Walz, Harkin introduce legislation to help beginning farmers
By Janet Kubat Willette
Date Modified: 11/28/2011 11:16 AM
The average Minnesota farmer is no spring chicken.
Mr. Average Minnesota Farmer is 52.9 years old, according to the Census of Agriculture. And while the number of farmers older than 65 keeps rising, the number of farmers age 34 and younger is in decline.
Rep. Tim Walz, D-Minn., and Sen. Tom Harkin, D-Iowa, hope to increase the number of younger farmers. The duo have introduced legislation to help young people enter agriculture. Other sponsors include Rep. Betty McCollum, Sen. Amy Klobuchar and Sen. Al Franken, all Minnesota Democrats.
"We have to make sure America's next generation of family farmers have the support they need to continue providing a safe, abundant food supply," Walz said. "This legislation is a smart, effective way to support our local economies and create local jobs."
This is the second time Walz has sponsored beginning farmer legislation. He authored similar legislation in the 2008 farm bill.
There are certain impediments to getting into agriculture, Walz said. He wants to ensure that the federal government has good programs for young people who want a career in production agriculture. The legislation he introduced includes conservation, credit, education and risk management provisions.
The legislation is important, said Owatonna farmer Katie Felland, 39.

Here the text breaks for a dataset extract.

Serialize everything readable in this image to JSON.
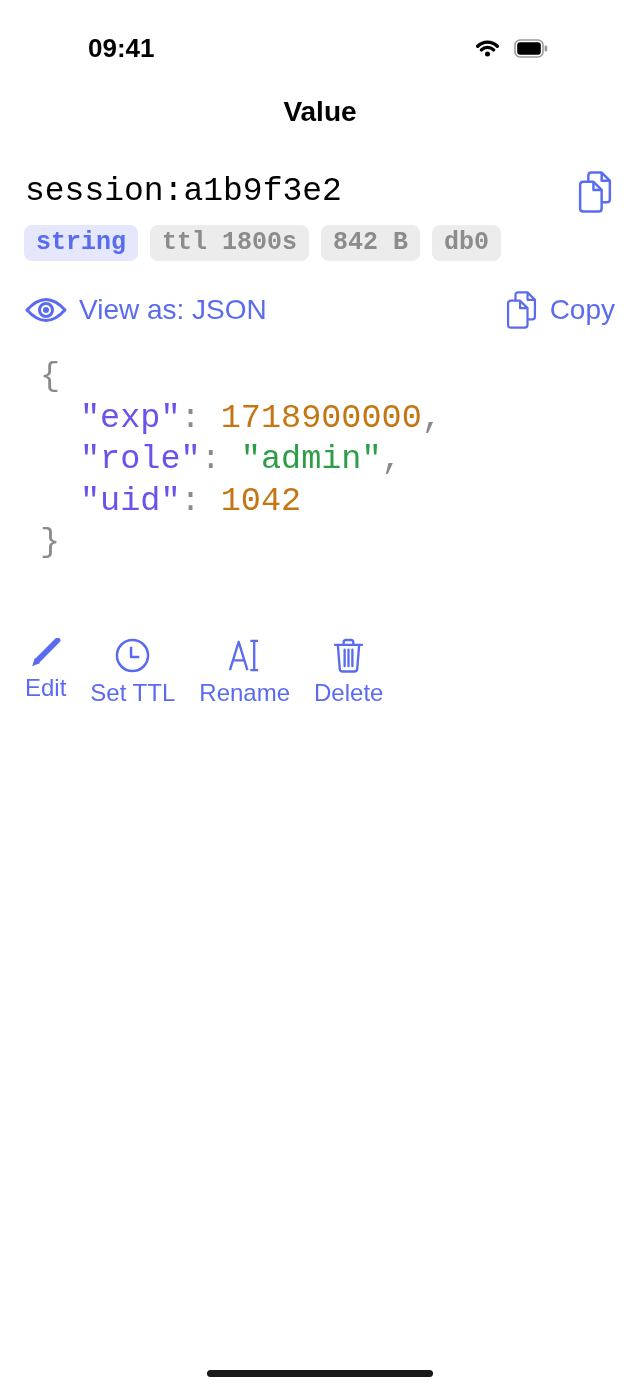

Felland started farming in 2008 and says federal support for beginning farmers is critical because start up costs for farming can be overwhelming and because the nation needs more small farmers growing healthy food.
Tyler Benson, 26, of Rushford, can attest to the value of the federal loans for beginning farmers. Benson took out two loans through the Farm Service Agency beginning farmer loan program, one in 2005 and another in 2006, to buy beef cattle and a tractor.
"Basically, if I didn't have the loan I wouldn't have got started," he said.
Walz said he's heard success stories from the beginning farmer provisions in the 2008 farm bill and he hopes the Beginning Farmer and Rancher Opportunity Act makes it into the next farm bill.
Some may question how the general public benefits from these programs, Walz said, and his answer is that it's about continuing to provide a safe, affordable, abundant food supply.
"I think there's an understanding that this is too important not to try and figure out how to get folks into it," he said.
Yet, conditions for writing the next farm bill are anything but ideal. The farm bill is unusually being written out of the public eye and its funding is tied up with the super committee, Walz said, which has to make funding cut recommendations by Thanksgiving.
"I think there's at least a movement or attempt to try to get some of these bigger bills in here and get them done while we have some leverage to do it," he said.